Today’s quote, one of her most often cited, resonates strongly. When planning our travels, I like to mix up trips to places that are familiar to us, and that we know and love well, with holidays that take us to places we’ve never been before.

(c) Kavita Favelle - Diane Arbus - Antarctica

Pete and I have visited Antarctica twice – our ‘once in a lifetime trip’ in 2004 only whetting our appetite to return, which we did four years later. My hope is that we are able to visit this beautiful region of the world for a third time in the years to come.

More Kavey Eats Travel Quotes.

You are welcome to save or share this via Pinterest, Facebook, Twitter or Instagram provided you do not alter the image or crop out the attribution text.

Travel Quote Tuesday | Confucius

“Wherever you go, go with all your heart.”

Applicable to so much more in life than travel. Simple advice from Confucius.

(c) Kavita Favelle - Confucius - Japan

Before our first visit to Kyoto, I had read about this idea of visiting too many temples, becoming ’templed out’, if you will. But for us, that never happened. In the city of a thousand temples (and shrines), we visited only a fraction and yet we enjoyed every one so much. Each is quite different to the other, and every one is beautiful and fascinating. So too is the observation of those who come to worship, or simply to admire, as we did.

This is Fushimi Inari-taisha, known for its senbon torii (thousands of gates) winding up the mountainside – and there really are thousands of them, painted bright red, as is the tradition!

More Kavey Eats Travel Quotes.

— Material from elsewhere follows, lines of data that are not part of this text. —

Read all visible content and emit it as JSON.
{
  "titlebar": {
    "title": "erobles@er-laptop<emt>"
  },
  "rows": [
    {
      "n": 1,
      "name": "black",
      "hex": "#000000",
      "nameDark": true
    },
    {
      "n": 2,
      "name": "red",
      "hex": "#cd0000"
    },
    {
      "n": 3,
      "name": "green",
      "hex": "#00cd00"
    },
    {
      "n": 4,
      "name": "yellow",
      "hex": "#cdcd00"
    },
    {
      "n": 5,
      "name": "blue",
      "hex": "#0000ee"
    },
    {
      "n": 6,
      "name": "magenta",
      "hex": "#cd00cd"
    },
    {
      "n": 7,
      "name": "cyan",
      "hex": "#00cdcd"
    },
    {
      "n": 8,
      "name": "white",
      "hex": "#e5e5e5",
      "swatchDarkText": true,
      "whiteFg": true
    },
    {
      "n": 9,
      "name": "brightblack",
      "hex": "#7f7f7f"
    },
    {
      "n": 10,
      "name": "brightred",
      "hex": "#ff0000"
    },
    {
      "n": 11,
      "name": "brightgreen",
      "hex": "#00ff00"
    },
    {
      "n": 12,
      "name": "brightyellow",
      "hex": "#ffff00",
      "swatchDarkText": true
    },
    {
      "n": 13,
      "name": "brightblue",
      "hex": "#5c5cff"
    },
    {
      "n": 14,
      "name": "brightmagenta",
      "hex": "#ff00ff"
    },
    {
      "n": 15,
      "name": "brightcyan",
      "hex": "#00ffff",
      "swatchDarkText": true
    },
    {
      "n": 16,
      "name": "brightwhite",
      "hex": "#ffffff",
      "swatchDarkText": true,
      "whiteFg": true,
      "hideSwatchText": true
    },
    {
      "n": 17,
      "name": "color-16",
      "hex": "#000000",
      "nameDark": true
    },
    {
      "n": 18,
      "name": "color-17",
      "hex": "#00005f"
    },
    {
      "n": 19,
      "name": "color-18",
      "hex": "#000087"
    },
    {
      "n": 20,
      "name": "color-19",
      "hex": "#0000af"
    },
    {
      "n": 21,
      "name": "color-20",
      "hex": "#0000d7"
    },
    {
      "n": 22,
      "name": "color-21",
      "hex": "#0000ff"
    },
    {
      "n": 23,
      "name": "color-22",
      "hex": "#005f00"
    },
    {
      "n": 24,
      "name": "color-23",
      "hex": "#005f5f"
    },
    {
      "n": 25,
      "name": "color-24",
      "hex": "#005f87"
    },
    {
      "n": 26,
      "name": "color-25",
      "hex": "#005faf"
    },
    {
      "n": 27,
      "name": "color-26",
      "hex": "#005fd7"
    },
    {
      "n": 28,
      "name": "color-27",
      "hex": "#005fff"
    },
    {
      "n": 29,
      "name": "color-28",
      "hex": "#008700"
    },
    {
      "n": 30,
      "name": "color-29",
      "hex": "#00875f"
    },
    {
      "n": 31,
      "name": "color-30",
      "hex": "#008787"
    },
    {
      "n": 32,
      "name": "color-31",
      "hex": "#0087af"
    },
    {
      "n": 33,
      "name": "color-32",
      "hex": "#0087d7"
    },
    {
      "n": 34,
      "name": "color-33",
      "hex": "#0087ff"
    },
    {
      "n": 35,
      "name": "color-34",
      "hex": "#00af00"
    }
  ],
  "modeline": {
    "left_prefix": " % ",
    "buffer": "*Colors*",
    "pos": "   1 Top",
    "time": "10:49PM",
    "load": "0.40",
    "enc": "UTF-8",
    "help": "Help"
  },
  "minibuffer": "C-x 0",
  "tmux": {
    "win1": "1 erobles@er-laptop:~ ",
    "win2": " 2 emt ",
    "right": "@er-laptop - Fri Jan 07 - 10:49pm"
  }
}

You are welcome to save or share this via Pinterest, Facebook, Twitter or Instagram provided you do not alter the image or crop out the attribution text.

Save